If dinner at one of Joburg’s many decent ground-level restaurants will not suffice, then try something a little different; sky dining. A Sandton-based experience, called “Dinner in the Sky” offers 22 guests at a time the chance to eat dinner 100ft in the air, with their legs dangling below.
The Southern Sun at Hyde Park is a swanky hotel offering a stunning rooftop pool and bar, perfect for sun downers. It’s attached to Hyde Park Mall which houses some of the most exclusive fashion brands, including Burberry and Lacoste. The Protea Hotel Fire & Ice! Hotel is a stylish and well-located option for a pleasant stay in Joburg’s Melrose Arch area. It gets good reviews, but it has one selling point in particular; a 24 hour milkshake bar, with over 100 combinations on offer. Handy! Self-catering and quirky, the 12 Decades Art Hotel fits in perfectly with the trendy vibe of it’s Maboneng surroundings. It’s good value and all the restaurants and bars are right on your doorstep.
To check availability on over 400 hotels – and quickly filter your options via ratings/reviews and price – head over to Booking.com.
The quality of food in Johannesburg is generally very high, with an array of cuisine from all over the world. For an old-school South African experience though, Wombles restaurant is top of the list. The big wicker chairs and impeccable service are almost as good as the succulent steaks. Pizza fans won’t be disappointed by the recent opening of Coalition in Rosebank. It’s simple and cheap with only about seven tables, so try to book beforehand. There’s even a speakeasy bar attached; subtly ask the waiter to show you through after dinner. The alleyway is creepy, but stick with it.
For a laid-back evening on a roof terrace where food and drinks will both flow freely, try Tiger’s Milk in Bryanston. Recently opened, it’s more of a locals bar with a young and friendly crowd. Head down to the inner city again for a great night of live music at the Good Luck Bar. It’s one of Joburg’s oldest bars and has become even more famous as the backdrop for Matthew Mole’s recent music video for the song “Run”. Finish the night in the bustling courtyard of Lenin’s Vodka Bar, which, as you might expect, serves a wide range of vodka-based cocktails, and is a big hit with the hipster crowd.

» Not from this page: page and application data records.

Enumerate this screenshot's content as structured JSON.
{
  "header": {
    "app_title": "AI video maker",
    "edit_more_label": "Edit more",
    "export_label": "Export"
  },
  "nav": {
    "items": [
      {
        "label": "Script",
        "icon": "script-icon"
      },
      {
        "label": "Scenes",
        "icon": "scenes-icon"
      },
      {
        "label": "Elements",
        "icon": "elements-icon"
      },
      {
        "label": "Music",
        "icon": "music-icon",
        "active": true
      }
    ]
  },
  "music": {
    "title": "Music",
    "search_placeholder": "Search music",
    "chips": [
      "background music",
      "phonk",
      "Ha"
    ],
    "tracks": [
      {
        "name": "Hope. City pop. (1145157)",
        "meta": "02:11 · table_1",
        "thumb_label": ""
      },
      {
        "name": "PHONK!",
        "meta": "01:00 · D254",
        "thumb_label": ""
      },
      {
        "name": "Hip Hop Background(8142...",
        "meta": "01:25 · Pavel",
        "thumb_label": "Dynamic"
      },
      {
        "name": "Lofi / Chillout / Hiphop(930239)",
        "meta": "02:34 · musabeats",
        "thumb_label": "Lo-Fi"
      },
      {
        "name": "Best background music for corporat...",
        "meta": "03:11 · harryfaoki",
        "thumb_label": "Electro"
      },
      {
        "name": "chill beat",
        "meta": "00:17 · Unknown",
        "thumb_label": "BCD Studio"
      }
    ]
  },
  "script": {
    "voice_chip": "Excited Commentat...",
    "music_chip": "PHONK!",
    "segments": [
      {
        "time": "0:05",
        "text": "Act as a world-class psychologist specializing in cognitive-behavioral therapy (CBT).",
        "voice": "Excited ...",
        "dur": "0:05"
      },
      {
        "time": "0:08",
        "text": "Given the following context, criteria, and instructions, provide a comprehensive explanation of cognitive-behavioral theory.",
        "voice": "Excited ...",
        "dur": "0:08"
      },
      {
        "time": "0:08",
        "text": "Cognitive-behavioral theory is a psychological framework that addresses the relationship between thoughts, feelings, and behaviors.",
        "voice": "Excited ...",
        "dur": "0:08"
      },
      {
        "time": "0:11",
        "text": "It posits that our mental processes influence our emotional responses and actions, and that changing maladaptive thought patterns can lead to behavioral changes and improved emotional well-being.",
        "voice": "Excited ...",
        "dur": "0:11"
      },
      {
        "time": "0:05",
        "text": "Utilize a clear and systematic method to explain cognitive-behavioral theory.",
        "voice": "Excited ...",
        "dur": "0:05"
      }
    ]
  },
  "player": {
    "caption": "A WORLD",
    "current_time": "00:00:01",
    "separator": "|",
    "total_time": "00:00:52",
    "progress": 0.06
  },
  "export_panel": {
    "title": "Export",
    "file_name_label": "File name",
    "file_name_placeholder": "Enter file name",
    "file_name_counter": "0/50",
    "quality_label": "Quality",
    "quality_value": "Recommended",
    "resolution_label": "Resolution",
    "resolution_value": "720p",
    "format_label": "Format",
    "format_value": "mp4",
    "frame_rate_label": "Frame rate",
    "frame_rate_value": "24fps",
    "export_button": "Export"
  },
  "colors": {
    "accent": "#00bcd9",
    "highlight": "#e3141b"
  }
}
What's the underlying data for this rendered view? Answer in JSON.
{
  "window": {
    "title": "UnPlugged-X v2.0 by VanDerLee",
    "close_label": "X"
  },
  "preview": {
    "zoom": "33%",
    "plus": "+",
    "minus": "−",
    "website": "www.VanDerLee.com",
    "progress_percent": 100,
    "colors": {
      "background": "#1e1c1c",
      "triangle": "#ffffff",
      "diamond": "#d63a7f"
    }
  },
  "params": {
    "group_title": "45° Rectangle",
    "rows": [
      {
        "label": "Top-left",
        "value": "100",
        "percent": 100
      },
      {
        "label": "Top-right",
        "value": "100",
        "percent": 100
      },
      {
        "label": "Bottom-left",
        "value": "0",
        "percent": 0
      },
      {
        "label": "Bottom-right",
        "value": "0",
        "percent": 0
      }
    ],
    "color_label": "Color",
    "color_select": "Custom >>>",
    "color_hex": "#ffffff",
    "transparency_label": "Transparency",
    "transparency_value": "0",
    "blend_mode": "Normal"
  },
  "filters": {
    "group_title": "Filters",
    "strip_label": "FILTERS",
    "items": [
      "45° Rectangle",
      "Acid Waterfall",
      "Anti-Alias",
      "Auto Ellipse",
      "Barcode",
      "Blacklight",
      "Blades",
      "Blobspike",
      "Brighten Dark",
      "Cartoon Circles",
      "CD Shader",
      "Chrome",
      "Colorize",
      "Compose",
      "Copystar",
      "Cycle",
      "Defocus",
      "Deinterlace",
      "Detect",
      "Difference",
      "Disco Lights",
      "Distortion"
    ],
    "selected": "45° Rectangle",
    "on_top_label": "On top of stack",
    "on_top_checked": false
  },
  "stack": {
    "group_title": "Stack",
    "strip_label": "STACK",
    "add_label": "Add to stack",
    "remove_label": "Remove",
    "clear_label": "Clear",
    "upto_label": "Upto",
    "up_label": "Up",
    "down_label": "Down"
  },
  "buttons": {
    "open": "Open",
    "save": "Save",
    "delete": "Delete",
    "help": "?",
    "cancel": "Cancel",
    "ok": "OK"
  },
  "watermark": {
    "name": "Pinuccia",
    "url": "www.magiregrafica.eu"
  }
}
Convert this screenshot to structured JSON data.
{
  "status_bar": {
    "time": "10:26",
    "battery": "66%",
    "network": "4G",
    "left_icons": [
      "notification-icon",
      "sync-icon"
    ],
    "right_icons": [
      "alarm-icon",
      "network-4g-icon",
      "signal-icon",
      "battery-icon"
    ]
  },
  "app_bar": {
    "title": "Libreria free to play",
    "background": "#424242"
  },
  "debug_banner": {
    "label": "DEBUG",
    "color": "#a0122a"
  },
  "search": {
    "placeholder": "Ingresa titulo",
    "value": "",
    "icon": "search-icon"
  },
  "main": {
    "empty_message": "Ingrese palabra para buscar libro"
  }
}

Getting There & Around
From London catch a British Airways or South African Airways flight direct to Johannesburg, taking about 11 hours. Alternatively fly via Dubai with Emirates for a bit cheaper. The Gautrain is a good option to get into Sandton from the airport, but if the night flight exhausted you, hopping in a Uber to the hotel is a good option.
The “In Your Pocket” guide to Johannesburg has lots of useful information about upcoming events in the city. Exhibitions and festival won’t miss your radar if you give this website a quick skim before you visit.
Mandela’s Long Walk to Freedom is obviously a good bit of literature to start with. It will help understand all sorts of South African quirks and societal tensions, and will most likely enrich the experience of visiting Johannesburg.
I would avoid watching any documentaries on Johannesburg before you come. The city is often the subject of films focussing only on the inequality and crime here. None of this is untrue, there is indeed quite a lot of crime and stark inequality here, but there is so much more to know about the city, especially in recent years. Don’t cloud your judgement unnecessarily. Meanwhile, science fiction fans might note that the short film Alive in Joburg was a precursor to the box office hit District 9.